“Leigh Day calculates that if all of the individuals who suffered losses as a result of investing in this fund signed up to the claims proceeding through the courts, the court claims could be in the billions.
“What is not clear is how the FCA will impose a fine or require a redress scheme to be set up to compensate investors, and when this will actually happen. A redress scheme could still be many months, if not years, away.”
Hodgson-Teall added that if a redress scheme were to be established, this would be separate to the claims which are ongoing through the courts – expected to be heard in December.
She said: “Leigh Day is continuing to work on the court claim, which seeks to compensate investors fully for the losses they have sustained.”
‘Draw a line under this sorry saga’
Ryan Hughes, head of investment partnerships at platform AJ Bell, said news the FCA is ‘likely’ to impose a financial penalty “will no doubt come as a welcome development for the thousands of investors impacted by the collapse of Woodford Equity Income over three years ago”.
He said: “This is the first sign that the investigation into the collapse of the fund is perhaps coming closer to completion, however, the FCA has made it clear that other parties remain under investigation and that Link could appeal any penalty.
“How any payment would be made to impacted investors is as yet unclear and no doubt the FCA will want to complete its wider investigation first. There will likely be further developments particularly given the breadth of the investigation, but this news may be a sign that pressure from the Treasury earlier in the year has finally sped things up.
“Investors who have waited so patiently will be hopeful that some form of financial redress may be forthcoming and they can begin to draw a line under this sorry saga.”
Takeover bid for Link
This update from the FCA comes off the back of a takeover bid for the Link Group by Australian Securities Exchange and Dye and Durham (D&D) to the Toronto Stock Exchange which includes the acquisition of seven firms (including Link Fund Solutions Ltd) authorised by the regulator.
Hodgson-Teall said “it is astonishing” that it has taken a takeover bid of Link Group for the FCA to give this indication that it “considers Link did breach its duties regarding the Woodford Equity Income fund”.
The FCA confirmed it has decided to approve D&D’s acquisition of LFS, subject to a condition to make funds available to meet any shortfall within LFS in the amount available to cover any redress payments it may be required to make.
“This is the only condition the FCA has decided to impose to allow D&D to take control of the seven UK-authorised firms. The FCA has approved a change in control for the other six UK-regulated entities owned by Link Group”.

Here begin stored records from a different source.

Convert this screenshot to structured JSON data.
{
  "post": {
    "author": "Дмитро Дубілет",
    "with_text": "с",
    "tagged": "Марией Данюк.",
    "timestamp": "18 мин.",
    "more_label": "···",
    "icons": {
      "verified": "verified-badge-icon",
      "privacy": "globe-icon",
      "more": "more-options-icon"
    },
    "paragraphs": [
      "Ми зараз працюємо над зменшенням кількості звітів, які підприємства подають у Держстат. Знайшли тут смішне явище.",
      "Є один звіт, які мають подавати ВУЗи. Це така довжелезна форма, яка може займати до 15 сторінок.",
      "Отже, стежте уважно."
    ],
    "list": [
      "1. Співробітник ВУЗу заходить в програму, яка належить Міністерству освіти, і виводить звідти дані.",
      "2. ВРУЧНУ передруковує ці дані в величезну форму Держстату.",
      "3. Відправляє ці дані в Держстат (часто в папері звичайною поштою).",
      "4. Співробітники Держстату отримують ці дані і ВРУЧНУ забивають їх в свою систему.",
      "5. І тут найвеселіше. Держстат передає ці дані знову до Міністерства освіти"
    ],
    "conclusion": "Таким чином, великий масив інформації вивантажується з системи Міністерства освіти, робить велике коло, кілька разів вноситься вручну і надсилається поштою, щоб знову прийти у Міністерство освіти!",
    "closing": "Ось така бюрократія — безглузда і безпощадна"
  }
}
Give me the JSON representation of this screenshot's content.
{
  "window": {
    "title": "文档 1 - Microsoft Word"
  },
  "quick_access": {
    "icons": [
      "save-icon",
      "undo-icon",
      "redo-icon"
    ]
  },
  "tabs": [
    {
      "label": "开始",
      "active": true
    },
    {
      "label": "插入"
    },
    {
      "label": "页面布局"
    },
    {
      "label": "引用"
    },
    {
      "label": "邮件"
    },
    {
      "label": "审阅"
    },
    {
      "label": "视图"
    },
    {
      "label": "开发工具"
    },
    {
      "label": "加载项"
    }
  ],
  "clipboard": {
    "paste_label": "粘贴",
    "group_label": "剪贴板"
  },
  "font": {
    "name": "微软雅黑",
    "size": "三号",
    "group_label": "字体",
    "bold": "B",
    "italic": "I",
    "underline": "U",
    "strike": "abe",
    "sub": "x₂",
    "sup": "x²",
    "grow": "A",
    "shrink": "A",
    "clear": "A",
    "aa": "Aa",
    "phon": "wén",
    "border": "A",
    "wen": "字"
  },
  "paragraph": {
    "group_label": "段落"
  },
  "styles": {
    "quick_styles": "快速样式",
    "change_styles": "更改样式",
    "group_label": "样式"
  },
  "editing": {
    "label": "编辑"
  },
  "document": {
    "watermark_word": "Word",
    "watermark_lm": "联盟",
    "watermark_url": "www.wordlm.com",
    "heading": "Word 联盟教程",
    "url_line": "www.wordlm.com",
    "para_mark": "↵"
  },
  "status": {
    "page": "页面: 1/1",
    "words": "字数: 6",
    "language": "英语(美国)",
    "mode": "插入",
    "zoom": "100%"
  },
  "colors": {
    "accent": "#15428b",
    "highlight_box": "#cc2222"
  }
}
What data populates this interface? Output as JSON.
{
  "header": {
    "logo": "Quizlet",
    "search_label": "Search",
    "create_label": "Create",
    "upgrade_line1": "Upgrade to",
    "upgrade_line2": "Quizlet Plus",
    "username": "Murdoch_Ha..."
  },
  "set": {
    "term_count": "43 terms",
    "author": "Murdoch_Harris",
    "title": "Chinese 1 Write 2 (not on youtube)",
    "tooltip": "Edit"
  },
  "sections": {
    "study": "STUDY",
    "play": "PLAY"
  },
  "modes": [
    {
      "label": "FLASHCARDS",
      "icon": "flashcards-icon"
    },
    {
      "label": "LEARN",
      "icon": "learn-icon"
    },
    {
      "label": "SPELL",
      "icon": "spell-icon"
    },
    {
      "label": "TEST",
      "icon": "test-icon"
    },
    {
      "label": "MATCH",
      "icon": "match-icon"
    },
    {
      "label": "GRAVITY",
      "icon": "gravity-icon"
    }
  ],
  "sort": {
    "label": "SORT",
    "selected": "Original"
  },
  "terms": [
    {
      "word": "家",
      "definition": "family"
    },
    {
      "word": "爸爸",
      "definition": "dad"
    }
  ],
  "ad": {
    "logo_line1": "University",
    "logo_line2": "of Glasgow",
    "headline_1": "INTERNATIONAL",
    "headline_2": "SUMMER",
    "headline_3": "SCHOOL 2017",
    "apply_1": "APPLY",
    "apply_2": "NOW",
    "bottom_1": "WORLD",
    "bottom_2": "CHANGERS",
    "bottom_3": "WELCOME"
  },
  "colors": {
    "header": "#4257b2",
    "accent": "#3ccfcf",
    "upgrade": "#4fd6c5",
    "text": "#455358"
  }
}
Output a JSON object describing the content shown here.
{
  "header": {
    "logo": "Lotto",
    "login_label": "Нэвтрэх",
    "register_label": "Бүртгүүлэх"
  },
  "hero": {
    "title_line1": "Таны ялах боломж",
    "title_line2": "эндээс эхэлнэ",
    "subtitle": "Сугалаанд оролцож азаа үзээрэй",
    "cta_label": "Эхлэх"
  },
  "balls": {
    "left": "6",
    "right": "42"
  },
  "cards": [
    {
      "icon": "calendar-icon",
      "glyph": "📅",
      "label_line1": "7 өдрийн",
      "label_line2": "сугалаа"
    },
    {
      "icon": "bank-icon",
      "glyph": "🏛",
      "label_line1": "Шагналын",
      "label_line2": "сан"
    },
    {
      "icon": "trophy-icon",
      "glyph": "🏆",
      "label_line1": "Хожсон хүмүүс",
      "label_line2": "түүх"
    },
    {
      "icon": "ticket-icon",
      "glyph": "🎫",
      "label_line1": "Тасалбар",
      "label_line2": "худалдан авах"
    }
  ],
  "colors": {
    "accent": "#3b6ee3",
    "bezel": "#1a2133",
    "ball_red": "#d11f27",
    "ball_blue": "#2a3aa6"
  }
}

It added: “Given the FCA’s enforcement case with LFS is ongoing, the FCA is not currently able to provide any further information. The FCA understands that investors will be keen to understand the impact that this may have on them, including any potential to receive redress, and will provide an update as soon as it is able to do so.”